Like a High Intensity Interval Training (HIIT) workout, in AMRAP workouts you are given a set amount of time for your workout. The only difference is that with AMRAP workouts there’s no allotted “rest” time. You pace yourself and take short breaks when needed, but the primary objective is to push yourself to complete as many reps or rounds of the workout as you can. And, when you perform the workout again, you push yourself to beat your previous completed reps or rounds. CrossFit gyms use these workouts, and it pushes you to get as many or more reps in than your classmates.
Why do it?
One of the biggest benefits of these workouts is time. If you are like me, and can’t spend an hour or 2 at the gym, having a shorter set time to workout makes it easier to fit a workout in. I can break a major sweat with just a 5 minute AMRAP workout, because I’m maximizing the time I have – and usually the shorter amount of time you have, the more you’re able to push yourself. Which brings me to my next point/benefit of these workouts: maximum effort and more motivation.
In essence, you’re training your body to do more work in a set amount of time. It’s also a way to motivate you to progress with each workout. As mentioned before, you push yourself to do better with each workout, so your intensity, strength and endurance builds with each workout.
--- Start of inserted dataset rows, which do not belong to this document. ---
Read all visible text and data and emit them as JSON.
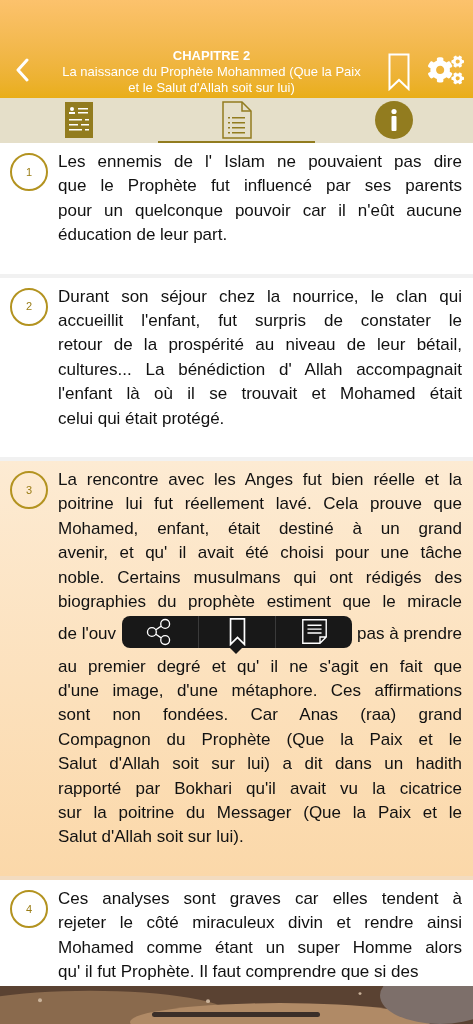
{
  "header": {
    "chapter": "CHAPITRE 2",
    "title": "La naissance du Prophète Mohammed (Que la Paix et le Salut d'Allah soit sur lui)"
  },
  "tabs": [
    {
      "kind": "summary",
      "selected": false
    },
    {
      "kind": "text",
      "selected": true
    },
    {
      "kind": "info",
      "selected": false
    }
  ],
  "paragraphs": [
    {
      "number": "1",
      "selected": false,
      "lines": [
        [
          "Les ennemis de l' Islam ne pouvaient pas dire"
        ],
        [
          "que le Prophète fut influencé par ses parents"
        ],
        [
          "pour un quelconque pouvoir car il n'eût aucune"
        ],
        [
          "éducation de leur part."
        ]
      ]
    },
    {
      "number": "2",
      "selected": false,
      "lines": [
        [
          "Durant son séjour chez la nourrice, le clan qui"
        ],
        [
          "accueillit l'enfant, fut surpris de constater le"
        ],
        [
          "retour de la prospérité au niveau de leur bétail,"
        ],
        [
          "cultures... La bénédiction d' Allah accompagnait"
        ],
        [
          "l'enfant là où il se trouvait et Mohamed était"
        ],
        [
          "celui qui était protégé."
        ]
      ]
    },
    {
      "number": "3",
      "selected": true,
      "lines": [
        [
          "La rencontre avec les Anges fut bien réelle et la"
        ],
        [
          "poitrine lui fut réellement lavé. Cela prouve que"
        ],
        [
          "Mohamed, enfant, était destiné à un grand"
        ],
        [
          "avenir, et qu' il avait été choisi pour une tâche"
        ],
        [
          "noble. Certains musulmans qui ont rédigés des"
        ],
        [
          "biographies du prophète estiment que le miracle"
        ],
        [
          "de l'ouv",
          "pas à prendre"
        ],
        [
          "au premier degré et qu' il ne s'agit en fait que"
        ],
        [
          "d'une image, d'une métaphore. Ces affirmations"
        ],
        [
          "sont non fondées. Car Anas (raa) grand"
        ],
        [
          "Compagnon du Prophète (Que la Paix et le"
        ],
        [
          "Salut d'Allah soit sur lui) a dit dans un hadith"
        ],
        [
          "rapporté par Bokhari qu'il avait vu la cicatrice"
        ],
        [
          "sur la poitrine du Messager (Que la Paix et le"
        ],
        [
          "Salut d'Allah soit sur lui)."
        ]
      ]
    },
    {
      "number": "4",
      "selected": false,
      "lines": [
        [
          "Ces analyses sont graves car elles tendent à"
        ],
        [
          "rejeter le côté miraculeux divin et rendre ainsi"
        ],
        [
          "Mohamed comme étant un super Homme alors"
        ],
        [
          "qu' il fut Prophète. Il faut comprendre que si des"
        ]
      ]
    }
  ]
}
The harder you train, the more fat you burn, and the fitter you get.
Ordinary endurance programs and gym workouts typically incorporate low intensity exercises that, even though performed for longer periods of time, do not put as much stress on the body. In cases of high intensity exercises like AMRAP, when compared to ordinary fitness exercises, the lungs and heart are thus more challenged to meet the demands of the body. This forms the basis of all benefits derived from doing as many reps as possible. Doing as many reps as possible, cause sudden increased demands for oxygen in many tissues of the body, especially the skeletal muscles. In order to meet these demands the whole respiratory system, the lungs in particular, work harder than normal. When continued over a period of time, this type of increased loading causes positive changes in the work capacity of the lungs. For me, this is a huge benefit because I am limited in my cardio activities due to asthma and knee problems. But with AMRAP workouts, I can push but pace myself. Over time my endurance gets stronger, because my lungs are adapting to the demands of these workouts. And studies have shown that increased respiratory capacity not only increases the amount of work one can perform, but also is a great help in certain diseases such as asthma.
The biggest benefit for most people is the decreasing of body fat. When exercising, initially your skeletal muscle uses glycogen stores for energy. But in high intensity exercises, once your skeletal muscle can no longer utilize glycogen to keep up with the energy demand, it uses fat stores. So the harder you push yourself in a short amount of time, the quicker you start burning fat. So by doing short but intense workouts each day you will start to see your body lose fat and become more toned. With this fat burning comes added muscle and muscle strength! High intensity training puts greater loads on the skeletal muscles as compared to conventional training. This results in increases in inherent muscle tone and greater strength the muscle can produce when contracting.
To get an idea of what an AMRAP workout is like, try this one out.
10 minutes AMRAP:
Kettlebell Swings – 20 reps
Burpees – 5 reps (drop down all the way or with push-up)
Front Squats – 5 reps (~75% max weight)